This seasonal family favorite is so easy and so good. For added ease, I like to use Kabocha, Delicata, or another variety of winter squash that doesn’t require peeling.
Without the intent of overselling this simple, seasonal side dish, I will mention that my husband recently purchased some winter squash so that I would make this recipe.
Initially, I thought his purchase seemed odd, as he’s not particularly fond of orange vegetables. But he remembered this recipe from last fall － and suggested I mention here that he is quite a fan!
Easy to make with few ingredients, this recipe will complement nearly any protein and will effortlessly perk up a simple weeknight dinner. The healthy and satisfying side is equally perfect alongside a Thanksgiving turkey.

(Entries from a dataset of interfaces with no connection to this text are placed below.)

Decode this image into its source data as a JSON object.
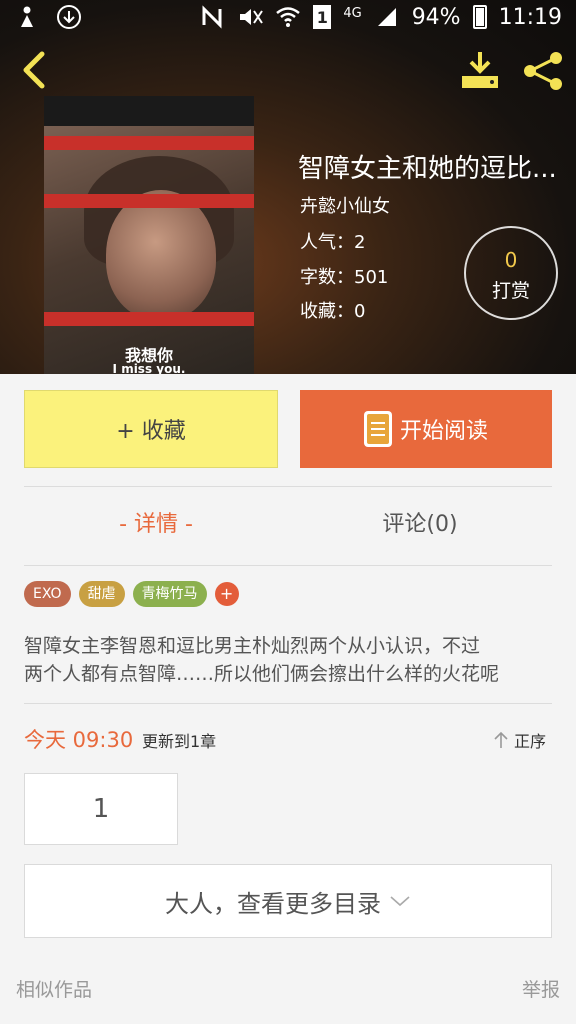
{
  "status_bar": {
    "battery": "94%",
    "time": "11:19",
    "network": "4G",
    "sim": "1"
  },
  "book": {
    "title": "智障女主和她的逗比...",
    "author": "卉懿小仙女",
    "popularity": "人气：2",
    "word_count": "字数：501",
    "favorites": "收藏：0",
    "cover_caption_cn": "我想你",
    "cover_caption_en": "I miss you."
  },
  "tip": {
    "count": "0",
    "label": "打赏"
  },
  "actions": {
    "favorite": "+ 收藏",
    "start_reading": "开始阅读"
  },
  "tabs": {
    "detail": "- 详情 -",
    "comments": "评论(0)"
  },
  "tags": [
    {
      "label": "EXO",
      "color": "#c06a4e"
    },
    {
      "label": "甜虐",
      "color": "#c8a042"
    },
    {
      "label": "青梅竹马",
      "color": "#8cb04e"
    }
  ],
  "tag_add": "+",
  "summary": [
    "智障女主李智恩和逗比男主朴灿烈两个从小认识，不过",
    "两个人都有点智障……所以他们俩会擦出什么样的火花呢"
  ],
  "update": {
    "time": "今天 09:30",
    "text": "更新到1章",
    "sort": "正序"
  },
  "chapter_number": "1",
  "more_catalog": "大人，查看更多目录",
  "footer": {
    "similar": "相似作品",
    "report": "举报"
  },
  "colors": {
    "accent": "#e8693c",
    "favorite_bg": "#fbf27c",
    "header_icon": "#f3e255"
  }
}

For easy last-minute assembly, cut the squash earlier in the day and store in an airtight container or plastic bag in the fridge until ready to cook.
Tip: If you haven’t tried kabocha squash, keep an eye out for it. The flavor is naturally sweeter than many varieties of winter squash and the texture is dense yet creamy. As an added perk, the skins are edible. They soften as they cook － becoming a little crisp around the edges － and provide a nice textural balance to the smooth flesh.
- 1 winter squash (2 – 2½ pounds; kabocha, delicata, red kuri, or acorn squash all work well and need not be peeled)
- 1 tablespoon (20g) pure maple syrup (may substitute honey)
- 1 tablespoon (12g) brown sugar
- ¼ teaspoon each kosher salt and freshly ground pepper
- 1½ tablespoons (22g) coconut oil, melted (may substitute olive or avocado oil)
Preheat the oven to 375℉. Liberally grease a baking sheet and set aside.
Cut the squash into wedges (about 1 – 1½-inch thick) and place in a large bowl. (see notes)
In a small bowl, mix all other ingredients. Pour the mixture over the squash, and toss to evenly coat. (I find this easiest to do with my hands. I also prefer to do this in a bowl instead of directly on the baking sheet. With a bowl, it is easier to get more of the topping on the squash and less residue on the baking sheet where it becomes harder to clean once baked.)
Spread the squash pieces, cut sides down, in an even layer on the baking sheet and bake for 25-35 minutes or until just tender. Precise time will depend on oven and thickness of pieces. Use a sharp knife to test for doneness. Look for a golden brown color on the side touching the baking sheet and a hint of firmness remaining in the squash. Tip: To increase caramelization, you may broil for about 2 minutes, watching very carefully to avoid burning.
Squash cutting tip: A sharp chef’s knife makes cutting winter squash easier. However, if you struggle to do this, you may microwave or bake the whole squash just long enough to slightly soften (about 3 minutes on high power in my microwave). Pierce the squash with a knife first to allow steam to escape, and then adjust the baking time down by a few minutes, as needed.